    Our very large group speaks with the current affected landowners on a daily basis. We live amongst them. That is how we know that there are not willing sellers. Do you live amongst them Mr. Burns? Do you speak with them on a daily basis? We are not an angry mob. And NO ONE hates the Army. We care about our troops. Many of them are from this area. I cry when watching our troops return home. I travel quite a bit and have given up my seat on the airplane so that a soldier could get home quicker. Please do not accuse us of being something that we are not. Many of us are veterans. But we are trying to protect our way of life. Sorry that you can’t seem to understand or care about that.

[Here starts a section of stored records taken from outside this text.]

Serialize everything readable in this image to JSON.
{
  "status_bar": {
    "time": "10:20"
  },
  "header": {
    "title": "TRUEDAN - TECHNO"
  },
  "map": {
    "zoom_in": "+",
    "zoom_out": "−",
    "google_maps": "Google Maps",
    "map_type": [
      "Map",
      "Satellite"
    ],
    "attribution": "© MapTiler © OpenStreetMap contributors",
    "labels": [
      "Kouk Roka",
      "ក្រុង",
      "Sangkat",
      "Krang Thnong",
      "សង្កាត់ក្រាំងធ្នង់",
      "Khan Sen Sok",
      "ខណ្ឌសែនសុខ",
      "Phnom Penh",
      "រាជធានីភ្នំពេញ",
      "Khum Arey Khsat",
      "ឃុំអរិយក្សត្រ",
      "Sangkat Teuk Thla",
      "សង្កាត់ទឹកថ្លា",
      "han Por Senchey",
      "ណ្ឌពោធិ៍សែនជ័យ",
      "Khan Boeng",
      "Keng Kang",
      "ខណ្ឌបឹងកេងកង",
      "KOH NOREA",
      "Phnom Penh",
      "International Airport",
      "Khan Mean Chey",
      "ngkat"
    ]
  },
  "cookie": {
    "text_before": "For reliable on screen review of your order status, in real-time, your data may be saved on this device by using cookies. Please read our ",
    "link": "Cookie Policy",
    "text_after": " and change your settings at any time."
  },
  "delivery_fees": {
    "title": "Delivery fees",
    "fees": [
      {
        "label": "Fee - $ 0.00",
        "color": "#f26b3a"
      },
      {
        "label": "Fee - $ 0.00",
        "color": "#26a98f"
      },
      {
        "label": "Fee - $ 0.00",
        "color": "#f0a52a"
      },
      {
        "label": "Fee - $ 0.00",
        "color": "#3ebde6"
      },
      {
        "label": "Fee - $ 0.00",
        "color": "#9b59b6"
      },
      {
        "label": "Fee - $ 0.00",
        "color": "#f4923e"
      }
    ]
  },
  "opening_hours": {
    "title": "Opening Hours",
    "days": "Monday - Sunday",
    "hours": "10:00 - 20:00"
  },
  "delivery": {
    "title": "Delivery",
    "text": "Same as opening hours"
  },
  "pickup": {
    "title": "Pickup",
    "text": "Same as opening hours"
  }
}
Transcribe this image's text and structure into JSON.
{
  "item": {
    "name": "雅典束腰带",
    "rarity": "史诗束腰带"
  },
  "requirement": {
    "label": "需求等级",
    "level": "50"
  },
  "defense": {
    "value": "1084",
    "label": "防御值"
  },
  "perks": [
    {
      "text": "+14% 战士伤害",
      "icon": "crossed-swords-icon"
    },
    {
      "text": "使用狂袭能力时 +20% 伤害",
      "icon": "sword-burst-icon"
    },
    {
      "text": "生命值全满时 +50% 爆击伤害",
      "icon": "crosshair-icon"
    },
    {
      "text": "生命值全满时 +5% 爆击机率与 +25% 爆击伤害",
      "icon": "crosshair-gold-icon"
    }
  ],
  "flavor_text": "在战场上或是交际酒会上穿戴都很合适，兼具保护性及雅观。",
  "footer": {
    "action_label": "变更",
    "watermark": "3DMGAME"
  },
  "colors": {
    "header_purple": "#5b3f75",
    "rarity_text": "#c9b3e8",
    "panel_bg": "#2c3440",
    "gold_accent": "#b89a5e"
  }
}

    The 17 million was targeted for landowners pockets, not Colorado Springs. And no, there is not a connection. The decision to locate the Cyber Command was made well before this decision by the Army to move those dollars.

    The Army isn’t going anywhere, Mr. Burns. They tried to railroad this process through, which worked before. As stated just yesterday by Secretary Pete Geren during testimony before the Senate Armed Services Committee, “We got off on the wrong foot with the landowners in the Pinon Canyon area and I acknowledge that…….I’d like to see us take a pause and do a better job of listening to the landowners…”

    This isn’t going away and why would any entity put money into a fiscal year budget before the project is that far along? They redirected the money to where it could be used right away. Makes sense.

    And just maybe, El Paso County and Colorado Springs should try to attract other industries besides the military. That area is so desparate that they are willing to sacrifice someone else’s livelihood, to boost their own. That just plain isn’t fair. And you need to know, that I love Colorado Springs. It is one of the most beautiful areas ever, nustled right up against Pikes Peak with the Garden of the Gods right there and lots of outdoor activities. Its a great city. But I love Southeastern Colorado too with the Indian Paint Brush in bloom, and the baby calves running around playing, the Golden Eagles flying above, and being able to see as far as the eye can see. It really is something!

    This is an emotional subject. And it takes a big toll on those directly affected. Holidays, birthdays, marriages, etc….none of it is quite as bright with this dark cloud hanging over our heads. And, I guess, unless you are living it, you could not possibly understand. But, please, just try.

    Sincerely,

    Shelley R. Quartiero
    Landowner

    Shelley R. Quartiero
    May 21, 2009 at 2:31 pm

  10. Hey, Shelley, have you read the news today?! Texas Sen.Kay Bailey Hutchison would like to rob our local Fort of its troops and transfer them to Fort Bliss. Does any of this sound familiar? Have you and your band of agri-thugs threatened to burn any barns lately? What what you do if the federal government jerked your farm subsidies? You might have to work for a living like the rest of us here in El Paso County! That’d be something, wouldn’t it?!

    Dick Burns
    May 27, 2009 at 7:51 pm